Sunday, June 29, 2008

Pro-Gay is False Gospel?

The news headline from CBC (Canadian Broadcasting Corporation) reads:

Conservative Anglicans vow to fight 'false gospel' in liberal churches
Members set themselves apart, but reject formal split

A battle has been raging in many churches as church leadership and members confront the current social and political acceptance of something that was once considered a psychiatric problem and blatant sin. What do we do about homosexuality in our churches? Some say that in the name of tolerance and love, all people, regardless of sexual orientation should have equal access to all that is available in churches, including marriage and pastoral positions. Others declare that the Bible distinctly says that homosexual behaviour is sinful. Of those with the second view, there are a variety of questions to answer and impliment: Do we allow people who are in obvious, unrepentant sin to attend? Become members? Participate in the Christian sacraments (of which marriage is one)? Take on leadership roles? It's a painful and difficult subject for most churches because not everyone agrees. What to do?

The Anglican Church worldwide is dealing with this question. Whole countries of churches are taking opposing sides and there has been talk about a split in the church--with North America and Europe embracing the more liberal stance and countries in Africa and elsewhere insisting that homosexual behaviour is not part of God's will for his people and refusing to sanction it in their congregations. Oil and water.
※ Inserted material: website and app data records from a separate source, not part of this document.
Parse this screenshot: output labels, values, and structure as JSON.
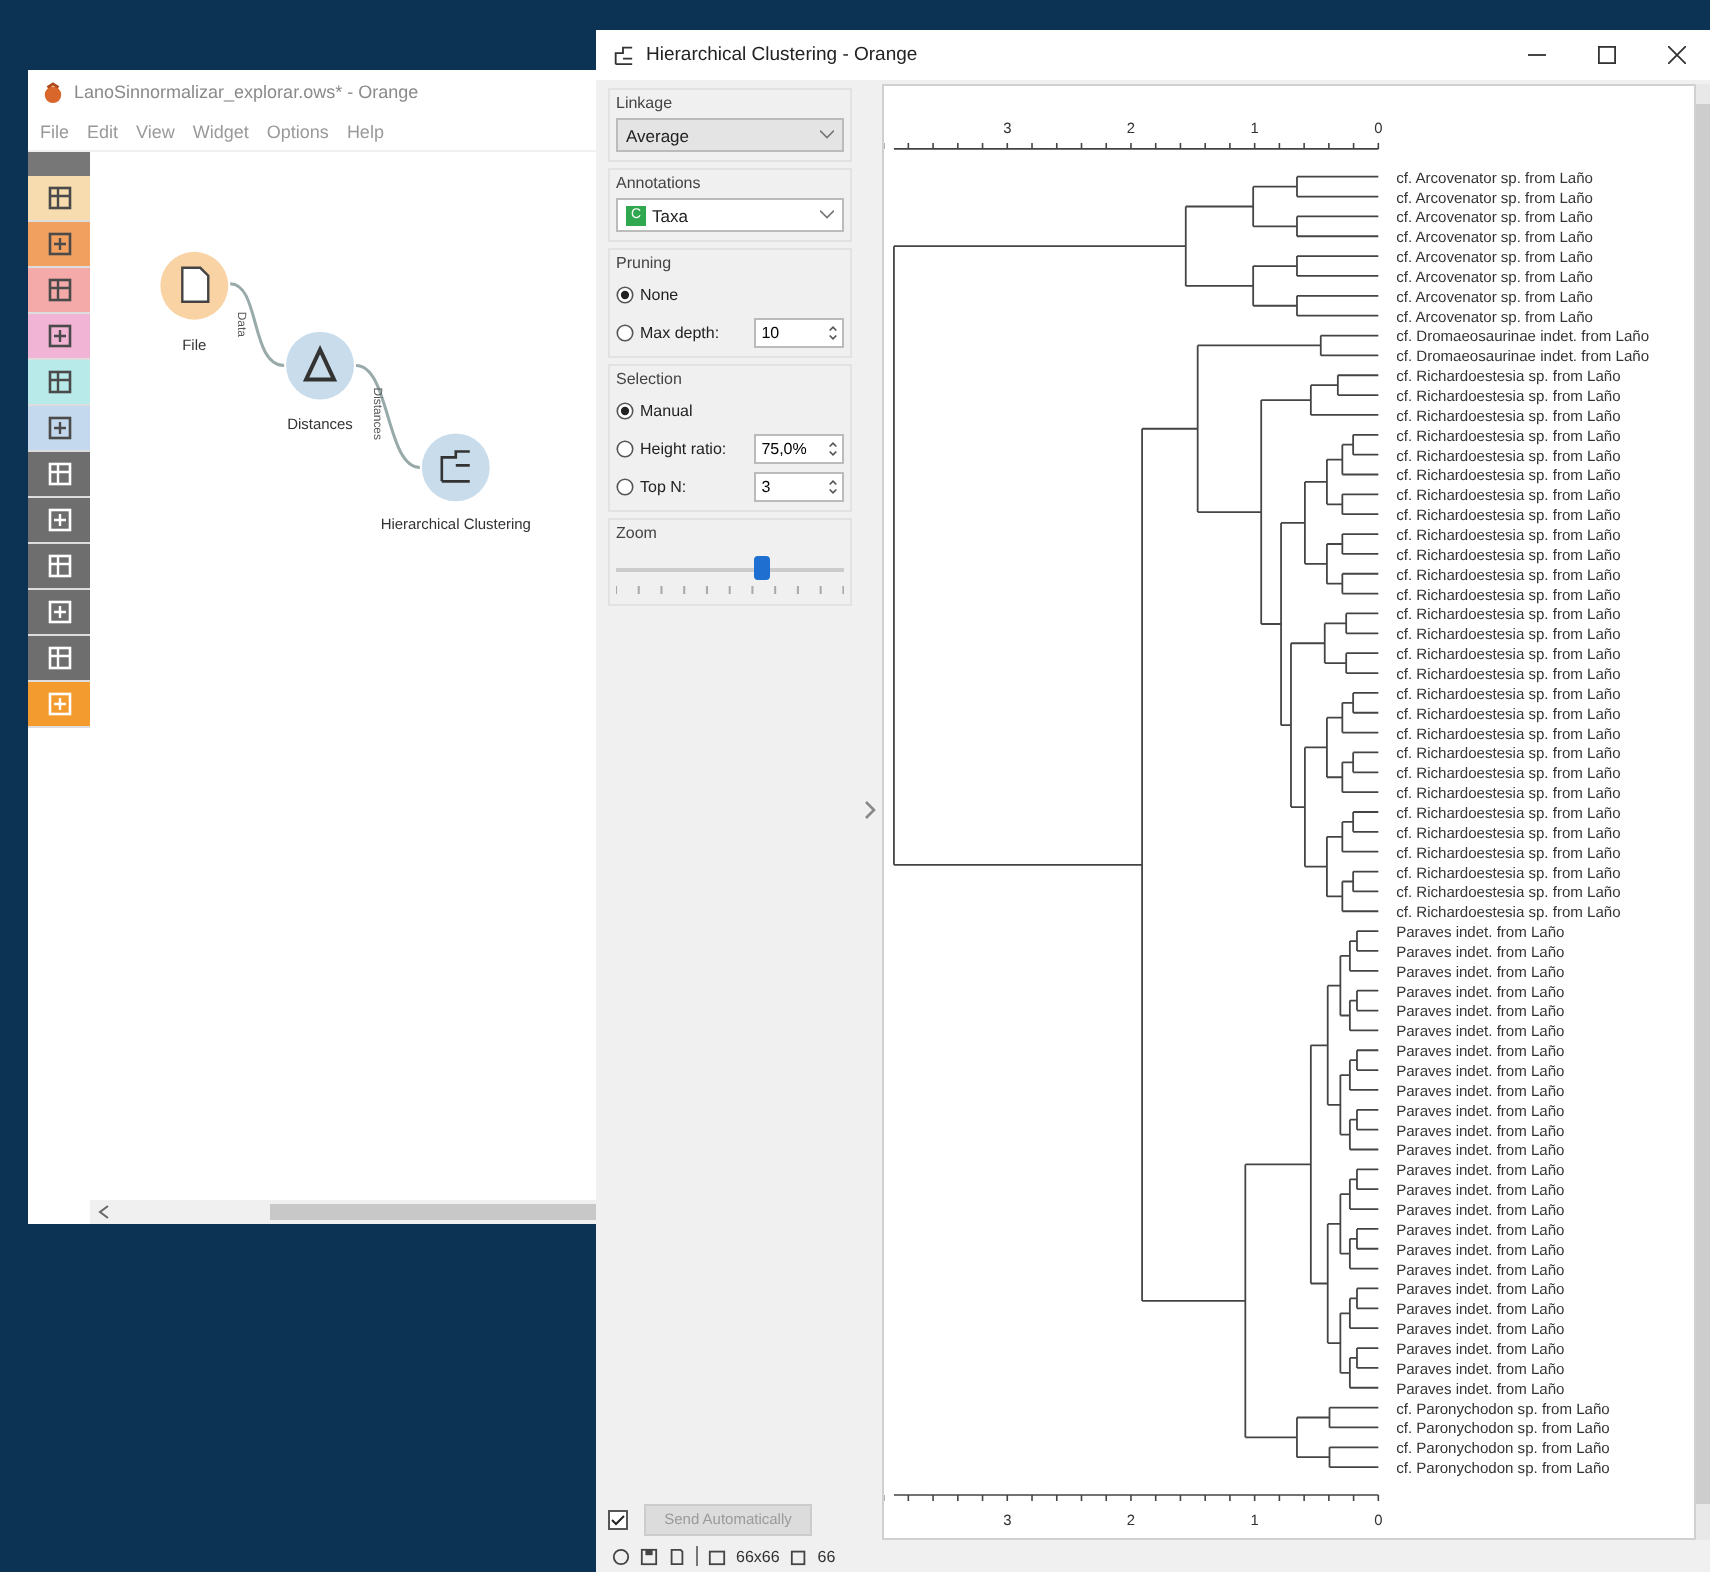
{
  "canvas_window": {
    "title": "LanoSinnormalizar_explorar.ows* - Orange",
    "menu": [
      "File",
      "Edit",
      "View",
      "Widget",
      "Options",
      "Help"
    ],
    "nodes": [
      {
        "label": "File"
      },
      {
        "label": "Distances"
      },
      {
        "label": "Hierarchical Clustering"
      }
    ],
    "links": [
      {
        "label": "Data"
      },
      {
        "label": "Distances"
      }
    ]
  },
  "widget_window": {
    "title": "Hierarchical Clustering - Orange",
    "linkage": {
      "title": "Linkage",
      "value": "Average"
    },
    "annotations": {
      "title": "Annotations",
      "badge": "C",
      "value": "Taxa"
    },
    "pruning": {
      "title": "Pruning",
      "options": [
        {
          "label": "None",
          "selected": true
        },
        {
          "label": "Max depth:",
          "selected": false,
          "value": "10"
        }
      ]
    },
    "selection": {
      "title": "Selection",
      "options": [
        {
          "label": "Manual",
          "selected": true
        },
        {
          "label": "Height ratio:",
          "selected": false,
          "value": "75,0%"
        },
        {
          "label": "Top N:",
          "selected": false,
          "value": "3"
        }
      ]
    },
    "zoom": {
      "title": "Zoom",
      "level": 0.64
    },
    "send_automatically": {
      "checked": true,
      "label": "Send Automatically",
      "disabled": true
    },
    "top_axis_ticks": [
      "3",
      "2",
      "1",
      "0"
    ],
    "bottom_axis_ticks": [
      "3",
      "2",
      "1",
      "0"
    ],
    "leaves": [
      "cf. Arcovenator sp. from Laño",
      "cf. Arcovenator sp. from Laño",
      "cf. Arcovenator sp. from Laño",
      "cf. Arcovenator sp. from Laño",
      "cf. Arcovenator sp. from Laño",
      "cf. Arcovenator sp. from Laño",
      "cf. Arcovenator sp. from Laño",
      "cf. Arcovenator sp. from Laño",
      "cf. Dromaeosaurinae indet. from Laño",
      "cf. Dromaeosaurinae indet. from Laño",
      "cf. Richardoestesia sp. from Laño",
      "cf. Richardoestesia sp. from Laño",
      "cf. Richardoestesia sp. from Laño",
      "cf. Richardoestesia sp. from Laño",
      "cf. Richardoestesia sp. from Laño",
      "cf. Richardoestesia sp. from Laño",
      "cf. Richardoestesia sp. from Laño",
      "cf. Richardoestesia sp. from Laño",
      "cf. Richardoestesia sp. from Laño",
      "cf. Richardoestesia sp. from Laño",
      "cf. Richardoestesia sp. from Laño",
      "cf. Richardoestesia sp. from Laño",
      "cf. Richardoestesia sp. from Laño",
      "cf. Richardoestesia sp. from Laño",
      "cf. Richardoestesia sp. from Laño",
      "cf. Richardoestesia sp. from Laño",
      "cf. Richardoestesia sp. from Laño",
      "cf. Richardoestesia sp. from Laño",
      "cf. Richardoestesia sp. from Laño",
      "cf. Richardoestesia sp. from Laño",
      "cf. Richardoestesia sp. from Laño",
      "cf. Richardoestesia sp. from Laño",
      "cf. Richardoestesia sp. from Laño",
      "cf. Richardoestesia sp. from Laño",
      "cf. Richardoestesia sp. from Laño",
      "cf. Richardoestesia sp. from Laño",
      "cf. Richardoestesia sp. from Laño",
      "cf. Richardoestesia sp. from Laño",
      "Paraves indet. from Laño",
      "Paraves indet. from Laño",
      "Paraves indet. from Laño",
      "Paraves indet. from Laño",
      "Paraves indet. from Laño",
      "Paraves indet. from Laño",
      "Paraves indet. from Laño",
      "Paraves indet. from Laño",
      "Paraves indet. from Laño",
      "Paraves indet. from Laño",
      "Paraves indet. from Laño",
      "Paraves indet. from Laño",
      "Paraves indet. from Laño",
      "Paraves indet. from Laño",
      "Paraves indet. from Laño",
      "Paraves indet. from Laño",
      "Paraves indet. from Laño",
      "Paraves indet. from Laño",
      "Paraves indet. from Laño",
      "Paraves indet. from Laño",
      "Paraves indet. from Laño",
      "Paraves indet. from Laño",
      "Paraves indet. from Laño",
      "Paraves indet. from Laño",
      "cf. Paronychodon sp. from Laño",
      "cf. Paronychodon sp. from Laño",
      "cf. Paronychodon sp. from Laño",
      "cf. Paronychodon sp. from Laño"
    ],
    "status": {
      "size": "66x66",
      "count": "66"
    }
  }
}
Can they mix? Can both factions remain part of the same denomination and continue to function as a cohesive whole? The conservative Anglicans are hoping they can. Despite calling the liberal view a "false gospel," they "cherish [their] Anglican heritage and the Anglican Communion and have no intention of departing from it."

Is this feasible? What do you think?

1 comment:

The Peters said...

Ive been pondering this one Maggie...still no concise response. I hope its possible for them to stay united. I think that unity is almost always best. I however think its sad that the church as a whole has for the most part either taken a very anti-gay approach or pro-approach. At the end of the day, I believe our job as a church is to invite people to get to know Jesus. Jesus has the ability to sort all else out. I really have come to believe its that simple, the problem is church politics seldom allow for such simplicity.